> **WHAT THE TASK ASKS**
Restate the full listing precisely as written.

> **STORED DATA**
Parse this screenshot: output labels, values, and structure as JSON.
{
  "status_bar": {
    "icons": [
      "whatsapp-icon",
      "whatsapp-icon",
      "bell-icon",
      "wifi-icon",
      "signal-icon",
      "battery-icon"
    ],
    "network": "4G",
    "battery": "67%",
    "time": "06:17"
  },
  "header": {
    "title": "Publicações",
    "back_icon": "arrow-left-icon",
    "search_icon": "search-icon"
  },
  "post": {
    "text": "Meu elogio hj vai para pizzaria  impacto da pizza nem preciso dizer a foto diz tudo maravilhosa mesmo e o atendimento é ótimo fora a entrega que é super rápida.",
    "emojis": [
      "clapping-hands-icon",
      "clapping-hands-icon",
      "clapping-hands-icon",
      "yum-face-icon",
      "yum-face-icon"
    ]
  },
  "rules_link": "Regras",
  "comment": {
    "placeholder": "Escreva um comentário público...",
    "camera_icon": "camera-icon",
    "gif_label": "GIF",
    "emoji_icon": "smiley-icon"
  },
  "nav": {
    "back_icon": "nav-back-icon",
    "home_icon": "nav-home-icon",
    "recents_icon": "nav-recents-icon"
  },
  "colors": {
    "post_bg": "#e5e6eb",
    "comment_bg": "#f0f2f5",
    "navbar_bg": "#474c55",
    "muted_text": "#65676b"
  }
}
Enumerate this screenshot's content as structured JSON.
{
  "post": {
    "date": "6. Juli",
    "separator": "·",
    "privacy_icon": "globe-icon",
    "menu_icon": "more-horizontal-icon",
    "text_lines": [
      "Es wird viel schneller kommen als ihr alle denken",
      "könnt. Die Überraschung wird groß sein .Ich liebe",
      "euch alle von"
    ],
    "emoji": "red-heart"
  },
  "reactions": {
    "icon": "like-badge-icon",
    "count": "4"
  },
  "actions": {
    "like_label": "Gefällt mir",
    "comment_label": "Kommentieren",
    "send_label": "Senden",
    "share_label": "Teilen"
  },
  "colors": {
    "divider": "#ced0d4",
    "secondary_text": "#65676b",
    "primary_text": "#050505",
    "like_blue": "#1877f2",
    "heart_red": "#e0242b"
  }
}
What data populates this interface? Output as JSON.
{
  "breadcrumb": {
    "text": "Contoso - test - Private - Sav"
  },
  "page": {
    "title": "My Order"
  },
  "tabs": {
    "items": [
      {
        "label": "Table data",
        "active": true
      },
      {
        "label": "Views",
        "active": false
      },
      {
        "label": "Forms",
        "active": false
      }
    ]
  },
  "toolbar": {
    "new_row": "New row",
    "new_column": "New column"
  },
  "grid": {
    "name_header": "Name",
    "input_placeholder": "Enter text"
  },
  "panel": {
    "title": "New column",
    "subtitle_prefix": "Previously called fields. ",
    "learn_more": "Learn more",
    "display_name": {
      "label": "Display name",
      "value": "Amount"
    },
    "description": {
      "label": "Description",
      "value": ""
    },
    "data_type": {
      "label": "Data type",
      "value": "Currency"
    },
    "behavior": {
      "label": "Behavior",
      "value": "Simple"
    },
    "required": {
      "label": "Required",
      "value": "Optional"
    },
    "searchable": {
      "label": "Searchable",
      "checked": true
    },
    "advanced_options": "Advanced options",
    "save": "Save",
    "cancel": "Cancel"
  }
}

> **REPLY TO THE TASK**
Parse this screenshot: output labels, values, and structure as JSON.
{
  "status_bar": {
    "icons": [
      "whatsapp-icon",
      "whatsapp-icon",
      "bell-icon",
      "wifi-icon",
      "signal-icon",
      "battery-icon"
    ],
    "network": "4G",
    "battery": "67%",
    "time": "06:17"
  },
  "header": {
    "title": "Publicações",
    "back_icon": "arrow-left-icon",
    "search_icon": "search-icon"
  },
  "post": {
    "text": "Meu elogio hj vai para pizzaria  impacto da pizza nem preciso dizer a foto diz tudo maravilhosa mesmo e o atendimento é ótimo fora a entrega que é super rápida.",
    "emojis": [
      "clapping-hands-icon",
      "clapping-hands-icon",
      "clapping-hands-icon",
      "yum-face-icon",
      "yum-face-icon"
    ]
  },
  "rules_link": "Regras",
  "comment": {
    "placeholder": "Escreva um comentário público...",
    "camera_icon": "camera-icon",
    "gif_label": "GIF",
    "emoji_icon": "smiley-icon"
  },
  "nav": {
    "back_icon": "nav-back-icon",
    "home_icon": "nav-home-icon",
    "recents_icon": "nav-recents-icon"
  },
  "colors": {
    "post_bg": "#e5e6eb",
    "comment_bg": "#f0f2f5",
    "navbar_bg": "#474c55",
    "muted_text": "#65676b"
  }
}
Enumerate this screenshot's content as structured JSON.
{
  "post": {
    "date": "6. Juli",
    "separator": "·",
    "privacy_icon": "globe-icon",
    "menu_icon": "more-horizontal-icon",
    "text_lines": [
      "Es wird viel schneller kommen als ihr alle denken",
      "könnt. Die Überraschung wird groß sein .Ich liebe",
      "euch alle von"
    ],
    "emoji": "red-heart"
  },
  "reactions": {
    "icon": "like-badge-icon",
    "count": "4"
  },
  "actions": {
    "like_label": "Gefällt mir",
    "comment_label": "Kommentieren",
    "send_label": "Senden",
    "share_label": "Teilen"
  },
  "colors": {
    "divider": "#ced0d4",
    "secondary_text": "#65676b",
    "primary_text": "#050505",
    "like_blue": "#1877f2",
    "heart_red": "#e0242b"
  }
}
What data populates this interface? Output as JSON.
{
  "breadcrumb": {
    "text": "Contoso - test - Private - Sav"
  },
  "page": {
    "title": "My Order"
  },
  "tabs": {
    "items": [
      {
        "label": "Table data",
        "active": true
      },
      {
        "label": "Views",
        "active": false
      },
      {
        "label": "Forms",
        "active": false
      }
    ]
  },
  "toolbar": {
    "new_row": "New row",
    "new_column": "New column"
  },
  "grid": {
    "name_header": "Name",
    "input_placeholder": "Enter text"
  },
  "panel": {
    "title": "New column",
    "subtitle_prefix": "Previously called fields. ",
    "learn_more": "Learn more",
    "display_name": {
      "label": "Display name",
      "value": "Amount"
    },
    "description": {
      "label": "Description",
      "value": ""
    },
    "data_type": {
      "label": "Data type",
      "value": "Currency"
    },
    "behavior": {
      "label": "Behavior",
      "value": "Simple"
    },
    "required": {
      "label": "Required",
      "value": "Optional"
    },
    "searchable": {
      "label": "Searchable",
      "checked": true
    },
    "advanced_options": "Advanced options",
    "save": "Save",
    "cancel": "Cancel"
  }
}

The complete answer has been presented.